Exercise & Weight Loss: Is There A Connection
What is some practical advice for weight loss based on this new data?
Researchers recently published new data which suggests that exercise may not be as significant for weight loss as many originally thought (1).
The misconception that exercise is the primary way to lose weight as been around for decades.
Through my many years of practice treating patients and the development of my own health and wellness brand I’ve tried to stress one important aspect of weight loss—exercising to lose weight should be secondary to making good dietary choices.
If we look at our health, the first, second, and third, most important question that we should ask ourselves is “what are we eating?”
Why Do Dietary Choices Matter
Good dietary choices include eating in a calorie deficit, fueling our body with nutrient-dense foods and avoiding nutrient-deficient foods, avoiding junk or processed foods, and shopping organic or locally-sourced whenever possible to avoid toxins.
For years, anyone that has come to me about weight loss has been asked one simple question “who do you think would lose more weight: a couch potato that eats like a rabbit or an exercise fiend that eats without regard for what they are eating?”.
The original school of thought has always regarded exercise as something that burns calories in a linear fashion (i.e. 30 minutes at the gym burns 100 calories so therefore 60 minutes will burn 200 calories) and so on.
However, the recent research published has brought to light a new understanding of what actually happens in our bodies during exercise.
What Happens When We Exercise
Rather than burning more calories the longer you exercise, our bodies actually start to compensate for what was burned during periods of physical activity.
This “compensation” highlights the idea that more exercise does not necessarily mean more calories burned and in turn more weight and/or body fat lost as people typically think.
Instead, biological processes like the breakdown of food, blood sugar regulation, hormone production, cellular processes, and other activities might be reduced or “shut off” to compensate for exercise.
These biological processes, which are important for overall weight loss and metabolic activities, being neglected could eventually lead to exercise being less “metabolically effective”.
This is where our dietary choices come into play.
Looking At Food As Fuel
Food is fuel. Ultimately, the type of food you are fueling your body with matters regardless of exercise.
If you are constantly eating refined carbohydrates, junk food, or foods that are high in sugar then you will find yourself fatigued during exercise and lacking in significant results because you did not fuel your body properly.
When we expand that idea into this new research regarding energy compensation, the foods we eat could make matters even worse.
If biological activities are reduced during exercise and on top of that the little biological processes that actually do occur also have to focus on high-energy expenditures, such as stabilizing blood sugar levels after eating sugar-filled foods, then we are certainly not doing our body any favors.
Think of your metabolism as a complicated process that needs to be as efficient as possible. The less efficient it is, the less able you are to burn calories. Some of the “compensation” mechanisms mentioned above create inefficiencies that make the process of burning calories less effective.

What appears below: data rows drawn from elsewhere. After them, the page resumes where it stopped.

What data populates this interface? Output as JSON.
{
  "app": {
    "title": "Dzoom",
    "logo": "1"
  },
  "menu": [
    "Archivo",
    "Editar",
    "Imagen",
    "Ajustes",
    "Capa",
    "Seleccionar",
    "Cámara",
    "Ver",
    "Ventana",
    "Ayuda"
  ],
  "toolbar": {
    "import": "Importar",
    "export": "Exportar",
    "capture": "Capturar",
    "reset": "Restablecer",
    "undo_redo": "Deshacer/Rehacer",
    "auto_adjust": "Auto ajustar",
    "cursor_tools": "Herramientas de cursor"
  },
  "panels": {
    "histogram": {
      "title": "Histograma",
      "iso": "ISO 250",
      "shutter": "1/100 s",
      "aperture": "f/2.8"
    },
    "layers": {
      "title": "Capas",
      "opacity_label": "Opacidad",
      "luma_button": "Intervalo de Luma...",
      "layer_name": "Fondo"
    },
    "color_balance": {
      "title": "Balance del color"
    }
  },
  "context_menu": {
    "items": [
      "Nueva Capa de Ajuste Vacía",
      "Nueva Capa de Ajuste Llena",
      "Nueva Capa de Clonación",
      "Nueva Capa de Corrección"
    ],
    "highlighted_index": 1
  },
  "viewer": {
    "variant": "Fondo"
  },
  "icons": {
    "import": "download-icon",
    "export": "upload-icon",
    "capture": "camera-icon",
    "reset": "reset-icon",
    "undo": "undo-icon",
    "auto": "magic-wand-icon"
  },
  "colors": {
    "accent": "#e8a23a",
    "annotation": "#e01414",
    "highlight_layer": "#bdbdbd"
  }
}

Research has also confirmed that ultimately, regardless of energy expenditure, “to drop pounds, we also will have to eat less” which is again where our dietary choices come into play first and foremost.
If you are not eating in a calorie deficit (i.e. consuming less calories than you burn throughout the day) you will not see significant results regardless of how much you engage in physical exercise.
Think about it like this. If you spend 30 minutes doing light to moderate exercise at the gym and then go home to eat a small brownie, you’ve essentially taken in more calories than you’ve burned regardless of how or even if your body compensates for that exercise.
These are all important considerations to keep in mind when embarking on your weight loss journey.
References & Disclaimers
✝✝This noted statement is based on independent research and is not necessarily the opinion of the author